In some ways, we have never been better equipped to handle questions about health than we are right now. It’s hard to argue against the suggestion that the average person today knows more about the human body and mind than a leading doctor would have a hundred years ago. We also have more access to both treatment and information about health matters than ever before.
At the same time, we have perhaps never been more concerned about health issues than we are now. Even before the pandemic raised its head, health crises were hardly a new concept, and conflicting arguments relating to the crisis have created a level of uncertainty that has not been helpful in fighting the virus. It seems fair to say that the more informed we are as a society, the more questions we have. But we can’t go backward or become more ignorant, and this is why it’s essential to become more informed in order to stay healthy.
Acknowledge authority, but recognize that it’s fallible.
There is a tendency among some people to believe that medical science is lying to us. We’ve seen it in the skepticism over COVID-19, but it’s not a new thing.
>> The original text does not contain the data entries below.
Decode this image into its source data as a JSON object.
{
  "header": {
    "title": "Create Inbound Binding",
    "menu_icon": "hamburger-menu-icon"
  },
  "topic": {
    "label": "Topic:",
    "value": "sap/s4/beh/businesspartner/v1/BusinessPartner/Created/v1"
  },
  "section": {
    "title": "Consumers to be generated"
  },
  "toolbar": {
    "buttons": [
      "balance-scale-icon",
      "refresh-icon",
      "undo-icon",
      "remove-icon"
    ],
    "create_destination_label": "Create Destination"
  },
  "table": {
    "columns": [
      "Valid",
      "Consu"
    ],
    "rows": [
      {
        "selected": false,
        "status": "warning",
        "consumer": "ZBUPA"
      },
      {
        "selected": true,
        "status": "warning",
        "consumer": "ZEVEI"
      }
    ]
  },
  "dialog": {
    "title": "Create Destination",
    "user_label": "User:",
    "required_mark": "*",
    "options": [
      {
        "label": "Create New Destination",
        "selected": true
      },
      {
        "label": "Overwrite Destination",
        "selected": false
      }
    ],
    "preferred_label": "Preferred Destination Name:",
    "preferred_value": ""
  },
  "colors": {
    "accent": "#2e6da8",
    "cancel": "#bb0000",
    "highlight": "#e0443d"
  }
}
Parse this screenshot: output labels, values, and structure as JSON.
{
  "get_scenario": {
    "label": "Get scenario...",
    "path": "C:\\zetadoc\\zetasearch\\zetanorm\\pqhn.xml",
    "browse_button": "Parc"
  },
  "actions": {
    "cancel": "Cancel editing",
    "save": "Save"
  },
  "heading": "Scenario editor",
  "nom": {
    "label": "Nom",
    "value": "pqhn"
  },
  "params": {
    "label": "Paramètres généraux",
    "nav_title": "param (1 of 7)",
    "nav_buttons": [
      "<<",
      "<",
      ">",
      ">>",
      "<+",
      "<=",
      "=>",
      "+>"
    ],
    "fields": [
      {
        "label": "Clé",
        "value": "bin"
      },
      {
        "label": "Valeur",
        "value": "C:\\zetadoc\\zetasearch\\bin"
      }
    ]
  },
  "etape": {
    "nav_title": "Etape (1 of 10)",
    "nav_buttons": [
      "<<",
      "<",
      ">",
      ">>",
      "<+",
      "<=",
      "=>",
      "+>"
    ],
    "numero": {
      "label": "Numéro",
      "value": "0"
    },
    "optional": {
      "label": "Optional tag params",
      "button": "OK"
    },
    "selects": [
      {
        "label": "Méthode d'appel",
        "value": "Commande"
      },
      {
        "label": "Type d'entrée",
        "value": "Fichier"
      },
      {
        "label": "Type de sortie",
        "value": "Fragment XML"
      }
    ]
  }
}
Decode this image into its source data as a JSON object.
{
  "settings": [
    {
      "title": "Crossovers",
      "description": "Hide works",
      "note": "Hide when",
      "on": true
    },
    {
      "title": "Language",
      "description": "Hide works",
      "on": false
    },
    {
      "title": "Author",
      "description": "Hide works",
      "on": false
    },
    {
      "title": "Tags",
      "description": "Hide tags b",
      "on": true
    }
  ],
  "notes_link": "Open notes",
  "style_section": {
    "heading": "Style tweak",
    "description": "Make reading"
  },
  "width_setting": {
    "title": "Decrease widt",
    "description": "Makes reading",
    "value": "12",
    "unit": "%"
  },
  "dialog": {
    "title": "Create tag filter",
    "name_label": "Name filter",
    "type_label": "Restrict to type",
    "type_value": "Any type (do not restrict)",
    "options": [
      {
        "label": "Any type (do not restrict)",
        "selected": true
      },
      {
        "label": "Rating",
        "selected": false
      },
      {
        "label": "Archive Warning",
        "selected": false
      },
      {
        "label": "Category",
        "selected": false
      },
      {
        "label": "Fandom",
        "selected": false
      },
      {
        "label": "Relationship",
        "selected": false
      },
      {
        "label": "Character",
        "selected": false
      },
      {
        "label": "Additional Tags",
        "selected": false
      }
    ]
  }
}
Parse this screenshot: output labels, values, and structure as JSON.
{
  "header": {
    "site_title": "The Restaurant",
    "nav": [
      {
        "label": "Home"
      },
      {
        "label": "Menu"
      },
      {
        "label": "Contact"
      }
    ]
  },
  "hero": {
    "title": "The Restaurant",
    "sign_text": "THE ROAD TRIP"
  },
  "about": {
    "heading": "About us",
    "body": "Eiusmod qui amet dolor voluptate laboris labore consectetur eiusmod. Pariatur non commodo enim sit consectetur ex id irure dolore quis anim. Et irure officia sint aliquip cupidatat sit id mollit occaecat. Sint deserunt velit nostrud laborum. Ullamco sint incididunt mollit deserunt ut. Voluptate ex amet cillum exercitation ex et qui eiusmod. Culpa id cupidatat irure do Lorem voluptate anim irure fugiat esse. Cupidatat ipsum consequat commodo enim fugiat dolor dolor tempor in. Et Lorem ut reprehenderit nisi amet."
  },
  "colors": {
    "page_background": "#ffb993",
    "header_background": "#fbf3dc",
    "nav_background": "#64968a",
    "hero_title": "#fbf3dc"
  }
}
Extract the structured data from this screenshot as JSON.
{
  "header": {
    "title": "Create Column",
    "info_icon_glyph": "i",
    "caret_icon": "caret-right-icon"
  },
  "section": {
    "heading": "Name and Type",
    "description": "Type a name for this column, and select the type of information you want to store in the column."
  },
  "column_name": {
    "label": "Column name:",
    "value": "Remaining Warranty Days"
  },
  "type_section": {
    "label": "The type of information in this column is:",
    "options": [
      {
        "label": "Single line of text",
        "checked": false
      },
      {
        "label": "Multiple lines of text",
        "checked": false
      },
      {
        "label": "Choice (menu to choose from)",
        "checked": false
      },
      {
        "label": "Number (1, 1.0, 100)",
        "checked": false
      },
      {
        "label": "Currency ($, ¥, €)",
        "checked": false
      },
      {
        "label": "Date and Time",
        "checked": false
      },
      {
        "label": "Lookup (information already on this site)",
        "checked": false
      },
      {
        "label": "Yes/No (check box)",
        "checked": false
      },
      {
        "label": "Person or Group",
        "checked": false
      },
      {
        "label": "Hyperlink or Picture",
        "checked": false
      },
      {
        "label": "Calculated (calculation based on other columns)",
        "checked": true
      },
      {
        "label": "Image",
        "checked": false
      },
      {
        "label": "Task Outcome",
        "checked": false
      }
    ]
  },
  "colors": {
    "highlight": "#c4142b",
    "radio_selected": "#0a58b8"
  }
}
For example, there have been past instances of parents holding chicken-pox parties to get their kids infected with that virus rather than getting them immunized – despite the risk of long-term health complications from the virus. If all of public health is telling you something, there is a good chance that it’s because you need to know it; at the same time, remember that situations can change as we get new information, so authority can never be 100% right.
Keep up with new information.
Again looking at this in the context of COVID-19, there was a belief early in the pandemic that the virus could only be transmitted by people who had developed symptoms. As further information emerged and the profile of the spread became clear, it was acknowledged that asymptomatic transmission was happening. People who tracked COVID-19 APIs and continue to now will have more information than those who dip in and out of the story – and will be able to amend their plans to keep out of the way of potential transmission vectors.
Manage your mental health.
Not just in a COVID-19 sense, but in a broader sense too, staying across information on health matters can become overwhelming – so it is important to parse information into categories. There are things that you need to know, and to do, right now. There are other things that you can probably store away and not keep referring back to. Seeing everything in life through a prism of health is one certain way to give yourself a heavy dose of anxiety, which in itself is damaging to your mental health. So pay attention to health matters, but don’t be permanently on the lookout for red flags – confirmation bias will mean that you start to see them everywhere.
Being aware of important information about health, and knowing when and how to use that information, can help you stay well in a world where threats continue to exist. Just make sure that you’re not overloading yourself with information.